- [WORK REQUEST]
Give the number of lines in the records below that contain the word "thumbnail". State only that number.

++++ TASK MATERIAL

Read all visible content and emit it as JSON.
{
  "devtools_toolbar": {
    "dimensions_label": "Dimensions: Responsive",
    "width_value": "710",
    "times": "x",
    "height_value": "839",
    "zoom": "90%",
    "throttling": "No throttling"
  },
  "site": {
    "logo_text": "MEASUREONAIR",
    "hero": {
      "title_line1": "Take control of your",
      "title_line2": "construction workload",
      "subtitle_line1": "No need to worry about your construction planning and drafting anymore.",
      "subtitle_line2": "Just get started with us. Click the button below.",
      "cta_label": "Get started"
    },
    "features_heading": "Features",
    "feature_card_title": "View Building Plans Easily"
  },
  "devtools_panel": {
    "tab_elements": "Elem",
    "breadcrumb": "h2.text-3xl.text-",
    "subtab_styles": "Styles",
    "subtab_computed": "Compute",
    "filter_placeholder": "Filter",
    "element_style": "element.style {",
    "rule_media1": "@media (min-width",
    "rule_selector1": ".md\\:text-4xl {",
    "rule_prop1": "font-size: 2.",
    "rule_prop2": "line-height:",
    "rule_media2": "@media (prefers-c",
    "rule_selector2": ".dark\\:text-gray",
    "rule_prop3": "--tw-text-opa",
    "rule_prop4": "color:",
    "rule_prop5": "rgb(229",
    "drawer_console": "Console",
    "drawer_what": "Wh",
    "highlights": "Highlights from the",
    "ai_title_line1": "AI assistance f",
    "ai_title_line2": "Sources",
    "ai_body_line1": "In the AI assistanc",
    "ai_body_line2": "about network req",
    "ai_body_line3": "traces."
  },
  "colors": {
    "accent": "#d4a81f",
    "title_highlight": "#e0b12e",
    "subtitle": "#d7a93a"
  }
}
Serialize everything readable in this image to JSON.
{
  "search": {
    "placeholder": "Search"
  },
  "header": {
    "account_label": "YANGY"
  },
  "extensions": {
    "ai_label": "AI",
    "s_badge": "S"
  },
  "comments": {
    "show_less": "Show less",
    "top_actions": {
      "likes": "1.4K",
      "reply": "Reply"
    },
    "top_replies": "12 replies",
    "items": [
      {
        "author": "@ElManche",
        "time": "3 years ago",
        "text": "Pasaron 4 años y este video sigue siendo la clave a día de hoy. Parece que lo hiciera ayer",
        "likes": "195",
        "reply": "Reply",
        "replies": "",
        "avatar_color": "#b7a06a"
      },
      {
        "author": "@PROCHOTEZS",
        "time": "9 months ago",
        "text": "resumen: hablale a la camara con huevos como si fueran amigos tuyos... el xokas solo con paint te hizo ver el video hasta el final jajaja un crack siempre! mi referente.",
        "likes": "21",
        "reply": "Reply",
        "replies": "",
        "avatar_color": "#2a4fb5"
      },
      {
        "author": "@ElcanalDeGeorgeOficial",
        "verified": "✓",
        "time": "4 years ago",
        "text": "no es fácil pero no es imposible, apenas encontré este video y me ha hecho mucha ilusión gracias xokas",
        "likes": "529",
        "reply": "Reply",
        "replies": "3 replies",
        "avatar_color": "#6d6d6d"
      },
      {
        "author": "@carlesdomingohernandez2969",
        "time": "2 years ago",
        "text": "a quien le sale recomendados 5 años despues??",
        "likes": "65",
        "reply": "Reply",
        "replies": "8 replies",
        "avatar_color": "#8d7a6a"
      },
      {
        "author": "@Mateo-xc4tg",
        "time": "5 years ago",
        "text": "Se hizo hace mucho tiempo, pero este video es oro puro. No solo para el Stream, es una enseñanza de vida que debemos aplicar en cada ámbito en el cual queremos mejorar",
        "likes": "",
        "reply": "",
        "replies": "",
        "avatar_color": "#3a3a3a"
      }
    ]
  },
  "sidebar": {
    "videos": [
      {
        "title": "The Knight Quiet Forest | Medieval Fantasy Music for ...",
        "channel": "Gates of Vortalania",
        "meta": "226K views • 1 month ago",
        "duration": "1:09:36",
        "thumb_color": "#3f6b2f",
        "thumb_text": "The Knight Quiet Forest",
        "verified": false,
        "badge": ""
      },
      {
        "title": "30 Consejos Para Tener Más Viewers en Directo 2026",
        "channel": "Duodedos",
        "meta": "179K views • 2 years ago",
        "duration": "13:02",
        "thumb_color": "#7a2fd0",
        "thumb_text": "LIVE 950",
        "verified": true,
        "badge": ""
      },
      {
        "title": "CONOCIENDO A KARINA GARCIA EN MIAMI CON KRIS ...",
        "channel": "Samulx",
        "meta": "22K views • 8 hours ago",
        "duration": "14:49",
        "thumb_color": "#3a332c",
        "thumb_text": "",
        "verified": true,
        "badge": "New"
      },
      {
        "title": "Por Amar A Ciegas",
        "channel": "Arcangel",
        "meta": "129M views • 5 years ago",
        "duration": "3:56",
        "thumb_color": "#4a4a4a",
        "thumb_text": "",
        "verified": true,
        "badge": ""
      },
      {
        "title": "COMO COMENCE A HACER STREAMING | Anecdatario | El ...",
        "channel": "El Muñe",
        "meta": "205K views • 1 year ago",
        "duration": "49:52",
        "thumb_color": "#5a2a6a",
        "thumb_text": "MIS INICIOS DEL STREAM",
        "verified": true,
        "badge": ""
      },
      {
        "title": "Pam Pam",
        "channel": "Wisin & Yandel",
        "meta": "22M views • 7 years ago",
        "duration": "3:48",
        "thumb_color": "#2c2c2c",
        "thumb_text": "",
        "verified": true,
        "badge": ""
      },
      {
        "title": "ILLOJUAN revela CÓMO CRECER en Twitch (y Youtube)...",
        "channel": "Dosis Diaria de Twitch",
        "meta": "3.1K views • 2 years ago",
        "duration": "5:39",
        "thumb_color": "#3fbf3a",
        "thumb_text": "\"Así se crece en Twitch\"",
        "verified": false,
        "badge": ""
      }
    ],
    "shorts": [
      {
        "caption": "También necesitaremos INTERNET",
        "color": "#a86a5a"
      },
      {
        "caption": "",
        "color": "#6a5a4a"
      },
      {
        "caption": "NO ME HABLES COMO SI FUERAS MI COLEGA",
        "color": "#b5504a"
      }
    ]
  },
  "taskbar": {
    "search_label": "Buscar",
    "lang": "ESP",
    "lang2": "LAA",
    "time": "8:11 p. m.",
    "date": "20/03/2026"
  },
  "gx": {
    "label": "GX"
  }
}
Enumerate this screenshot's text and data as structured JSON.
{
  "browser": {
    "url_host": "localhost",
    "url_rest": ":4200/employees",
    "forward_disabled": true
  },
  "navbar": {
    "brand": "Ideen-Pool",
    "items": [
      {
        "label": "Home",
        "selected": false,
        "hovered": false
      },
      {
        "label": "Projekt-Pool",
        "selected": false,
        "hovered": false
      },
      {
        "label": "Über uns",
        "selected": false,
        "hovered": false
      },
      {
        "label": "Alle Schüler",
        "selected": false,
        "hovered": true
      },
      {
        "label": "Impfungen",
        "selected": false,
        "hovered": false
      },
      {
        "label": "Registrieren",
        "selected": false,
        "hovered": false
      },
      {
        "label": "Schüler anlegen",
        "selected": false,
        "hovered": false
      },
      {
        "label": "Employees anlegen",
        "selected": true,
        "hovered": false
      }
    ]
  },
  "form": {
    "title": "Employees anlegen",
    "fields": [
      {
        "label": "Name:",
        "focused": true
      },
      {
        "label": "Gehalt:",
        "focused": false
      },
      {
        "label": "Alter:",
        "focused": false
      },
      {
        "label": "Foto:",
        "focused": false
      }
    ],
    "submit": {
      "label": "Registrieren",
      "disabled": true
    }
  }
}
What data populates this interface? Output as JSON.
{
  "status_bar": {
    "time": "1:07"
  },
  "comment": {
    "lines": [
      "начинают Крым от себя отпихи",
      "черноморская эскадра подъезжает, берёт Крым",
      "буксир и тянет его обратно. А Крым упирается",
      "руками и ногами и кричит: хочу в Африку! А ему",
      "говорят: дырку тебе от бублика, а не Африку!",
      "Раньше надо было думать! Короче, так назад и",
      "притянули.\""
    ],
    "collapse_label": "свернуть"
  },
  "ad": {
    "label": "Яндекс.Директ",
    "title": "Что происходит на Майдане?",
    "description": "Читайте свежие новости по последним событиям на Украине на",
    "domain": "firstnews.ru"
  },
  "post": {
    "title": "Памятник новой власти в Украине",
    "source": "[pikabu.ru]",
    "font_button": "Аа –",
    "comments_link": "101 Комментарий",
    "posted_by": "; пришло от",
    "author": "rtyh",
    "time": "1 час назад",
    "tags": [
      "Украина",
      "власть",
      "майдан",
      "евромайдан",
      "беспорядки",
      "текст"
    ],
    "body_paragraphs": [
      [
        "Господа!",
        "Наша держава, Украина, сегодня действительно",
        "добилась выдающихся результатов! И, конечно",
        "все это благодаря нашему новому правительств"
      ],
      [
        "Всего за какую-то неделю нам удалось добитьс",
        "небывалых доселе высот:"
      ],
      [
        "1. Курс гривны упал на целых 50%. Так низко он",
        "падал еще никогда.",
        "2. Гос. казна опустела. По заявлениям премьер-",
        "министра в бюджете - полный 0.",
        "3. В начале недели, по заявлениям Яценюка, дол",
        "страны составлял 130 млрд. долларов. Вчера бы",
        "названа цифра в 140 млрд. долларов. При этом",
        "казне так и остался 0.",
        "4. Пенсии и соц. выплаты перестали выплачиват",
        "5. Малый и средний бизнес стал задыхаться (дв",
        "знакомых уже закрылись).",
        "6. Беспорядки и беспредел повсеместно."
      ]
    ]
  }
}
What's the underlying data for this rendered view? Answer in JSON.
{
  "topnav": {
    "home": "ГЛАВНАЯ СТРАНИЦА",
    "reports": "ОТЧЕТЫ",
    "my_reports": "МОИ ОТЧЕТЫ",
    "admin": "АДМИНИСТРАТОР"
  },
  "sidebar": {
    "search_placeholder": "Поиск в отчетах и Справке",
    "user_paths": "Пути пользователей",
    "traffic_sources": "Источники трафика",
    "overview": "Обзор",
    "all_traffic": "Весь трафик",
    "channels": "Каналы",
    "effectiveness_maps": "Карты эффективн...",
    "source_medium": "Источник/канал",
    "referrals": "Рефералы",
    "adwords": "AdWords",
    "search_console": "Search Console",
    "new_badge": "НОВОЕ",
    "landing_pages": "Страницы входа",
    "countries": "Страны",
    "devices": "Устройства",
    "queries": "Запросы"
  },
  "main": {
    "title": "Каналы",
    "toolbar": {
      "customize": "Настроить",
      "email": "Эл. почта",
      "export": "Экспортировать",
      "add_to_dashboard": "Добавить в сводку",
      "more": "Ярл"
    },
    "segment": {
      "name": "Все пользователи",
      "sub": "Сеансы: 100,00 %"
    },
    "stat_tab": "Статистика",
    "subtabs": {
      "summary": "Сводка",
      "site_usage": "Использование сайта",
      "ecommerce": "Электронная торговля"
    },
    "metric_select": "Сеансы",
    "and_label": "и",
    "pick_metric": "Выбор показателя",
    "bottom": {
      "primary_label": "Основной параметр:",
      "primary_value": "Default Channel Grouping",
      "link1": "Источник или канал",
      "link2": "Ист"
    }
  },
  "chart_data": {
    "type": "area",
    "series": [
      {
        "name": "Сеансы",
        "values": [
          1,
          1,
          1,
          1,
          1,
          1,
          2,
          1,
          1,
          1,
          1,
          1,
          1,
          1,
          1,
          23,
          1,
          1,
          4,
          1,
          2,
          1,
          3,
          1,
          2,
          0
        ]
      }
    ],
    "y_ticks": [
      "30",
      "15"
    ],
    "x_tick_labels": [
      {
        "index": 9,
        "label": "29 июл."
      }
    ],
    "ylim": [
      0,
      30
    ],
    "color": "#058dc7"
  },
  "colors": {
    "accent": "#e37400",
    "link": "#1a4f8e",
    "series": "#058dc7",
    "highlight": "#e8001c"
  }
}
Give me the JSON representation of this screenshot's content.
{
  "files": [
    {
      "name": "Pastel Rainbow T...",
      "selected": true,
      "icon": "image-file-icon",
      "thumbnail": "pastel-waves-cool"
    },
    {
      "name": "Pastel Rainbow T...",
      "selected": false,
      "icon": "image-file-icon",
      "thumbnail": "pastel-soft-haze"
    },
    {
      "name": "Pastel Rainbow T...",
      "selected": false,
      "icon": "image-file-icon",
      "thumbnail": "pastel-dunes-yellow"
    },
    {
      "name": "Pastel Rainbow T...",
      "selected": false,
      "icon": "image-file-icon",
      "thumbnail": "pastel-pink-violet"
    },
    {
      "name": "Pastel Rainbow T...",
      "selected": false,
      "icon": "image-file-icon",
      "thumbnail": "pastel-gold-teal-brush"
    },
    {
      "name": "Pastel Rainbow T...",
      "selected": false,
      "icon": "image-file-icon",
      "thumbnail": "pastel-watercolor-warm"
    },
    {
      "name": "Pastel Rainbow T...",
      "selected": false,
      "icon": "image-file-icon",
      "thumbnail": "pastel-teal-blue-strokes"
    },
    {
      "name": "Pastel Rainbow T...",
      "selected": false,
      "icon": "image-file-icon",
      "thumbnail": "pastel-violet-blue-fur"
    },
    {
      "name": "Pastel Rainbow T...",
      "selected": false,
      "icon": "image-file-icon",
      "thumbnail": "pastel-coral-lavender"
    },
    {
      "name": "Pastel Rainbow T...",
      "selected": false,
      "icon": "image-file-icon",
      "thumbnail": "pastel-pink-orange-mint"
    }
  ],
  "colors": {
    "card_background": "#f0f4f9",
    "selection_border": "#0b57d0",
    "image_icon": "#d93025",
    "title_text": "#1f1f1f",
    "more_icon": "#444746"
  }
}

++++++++

- [EXPECTED ANSWER]
10